information ia in any particular case required, 
it can be obtained from other sources, generally 
within the easy reach of the student, and may 
therefore well be dispensed with in a volume 
deaigned for common use. 

We have in former iasues of the Press ex- 
preaaed the opinion that the information of 
which the miners, as a community, moat stood 
in need was such as related to the best meth- 
ods extant for ore extraction and reduction, In- 
eluding a description of the mechanisms, modes 
and prooesses employed to that end. They 
want to be more fully posted on the subjects of 
ore ornshing and smelting, amalgamation, con- 
centration, chlorination, etc. Happily the 
present State Mineralogist, with a just oompre- 
hension of these underlying wants, has from 
the first worked in the direction of supplying 
them aa far as may be. 

Looking over the several reports prepared by 
Mr. Irelan, we find them almost wholly given 
up to matters bearing on the solution of the 
above queatlons, some of the monographs pub* 
lished in these volumes amounting to a com- 
plete treatise on the subject considered. Take 
for example the paper on the building and out- 
fitting of quartz-mills; we don't see why a 
tolerably good millwright might not go on, 
select a site, put up and equip a plant of that 
kind, and do the work fairly well guided by the 
inatruotiona contained in that paper alone; 
nor could such mechanio go far wrong if, in 
selecting a water-wheel, he studied what is 
aaid a few pages further on concerning atruot- 
ures of that kind. Aod so of much more that 
requires to be learned from trustworthy sources. 
It can be found in this series of reports, the 
in ormation so conveyed being not only author- 



itative and practical, but brought down to 
most recent dates. 
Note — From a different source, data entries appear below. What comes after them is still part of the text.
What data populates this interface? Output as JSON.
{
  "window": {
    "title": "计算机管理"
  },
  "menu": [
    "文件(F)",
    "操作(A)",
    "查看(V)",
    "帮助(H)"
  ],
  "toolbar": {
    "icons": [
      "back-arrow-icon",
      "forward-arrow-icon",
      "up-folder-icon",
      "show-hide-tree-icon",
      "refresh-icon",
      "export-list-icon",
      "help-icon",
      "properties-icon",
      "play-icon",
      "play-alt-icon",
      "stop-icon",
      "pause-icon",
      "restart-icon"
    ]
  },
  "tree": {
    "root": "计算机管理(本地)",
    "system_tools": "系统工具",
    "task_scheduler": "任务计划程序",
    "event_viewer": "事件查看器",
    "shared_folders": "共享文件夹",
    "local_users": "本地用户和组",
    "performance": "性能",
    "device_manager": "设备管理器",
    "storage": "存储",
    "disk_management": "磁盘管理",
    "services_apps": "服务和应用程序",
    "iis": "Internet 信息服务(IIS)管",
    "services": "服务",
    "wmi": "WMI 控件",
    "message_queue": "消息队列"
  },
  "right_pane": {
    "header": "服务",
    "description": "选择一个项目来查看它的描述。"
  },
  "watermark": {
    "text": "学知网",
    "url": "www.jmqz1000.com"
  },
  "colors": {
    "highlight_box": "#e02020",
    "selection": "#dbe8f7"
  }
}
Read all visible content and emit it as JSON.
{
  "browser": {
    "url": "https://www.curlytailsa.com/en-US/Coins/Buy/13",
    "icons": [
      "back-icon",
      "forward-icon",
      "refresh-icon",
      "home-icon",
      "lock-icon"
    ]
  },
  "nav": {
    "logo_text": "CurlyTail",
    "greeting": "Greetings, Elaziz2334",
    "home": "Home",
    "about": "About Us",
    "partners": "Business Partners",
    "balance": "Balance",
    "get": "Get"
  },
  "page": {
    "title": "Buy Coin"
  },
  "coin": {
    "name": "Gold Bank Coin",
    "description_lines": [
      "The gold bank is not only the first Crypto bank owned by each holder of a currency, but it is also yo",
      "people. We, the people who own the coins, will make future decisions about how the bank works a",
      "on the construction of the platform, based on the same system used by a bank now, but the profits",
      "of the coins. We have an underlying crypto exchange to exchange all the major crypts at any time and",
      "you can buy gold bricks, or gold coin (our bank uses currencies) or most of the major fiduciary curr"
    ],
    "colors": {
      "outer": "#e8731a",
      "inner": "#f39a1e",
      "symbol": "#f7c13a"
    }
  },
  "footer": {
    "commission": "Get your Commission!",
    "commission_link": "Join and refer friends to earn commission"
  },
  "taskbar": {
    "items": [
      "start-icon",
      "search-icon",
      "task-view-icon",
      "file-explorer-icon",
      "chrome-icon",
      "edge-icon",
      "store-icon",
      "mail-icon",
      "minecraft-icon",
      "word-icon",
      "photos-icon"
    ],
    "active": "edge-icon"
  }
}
The mineral apeoimens .aent to the Bureau 
have been very numerous of lata, aome of these 
coming from dtatant and widely separated 
localities. Aod thus the cabinet, already 
I^rge, grows apaoe, this collection comparing 
favorably with others its seniors by many 
years. The olasaifiottion and arrangement of 
these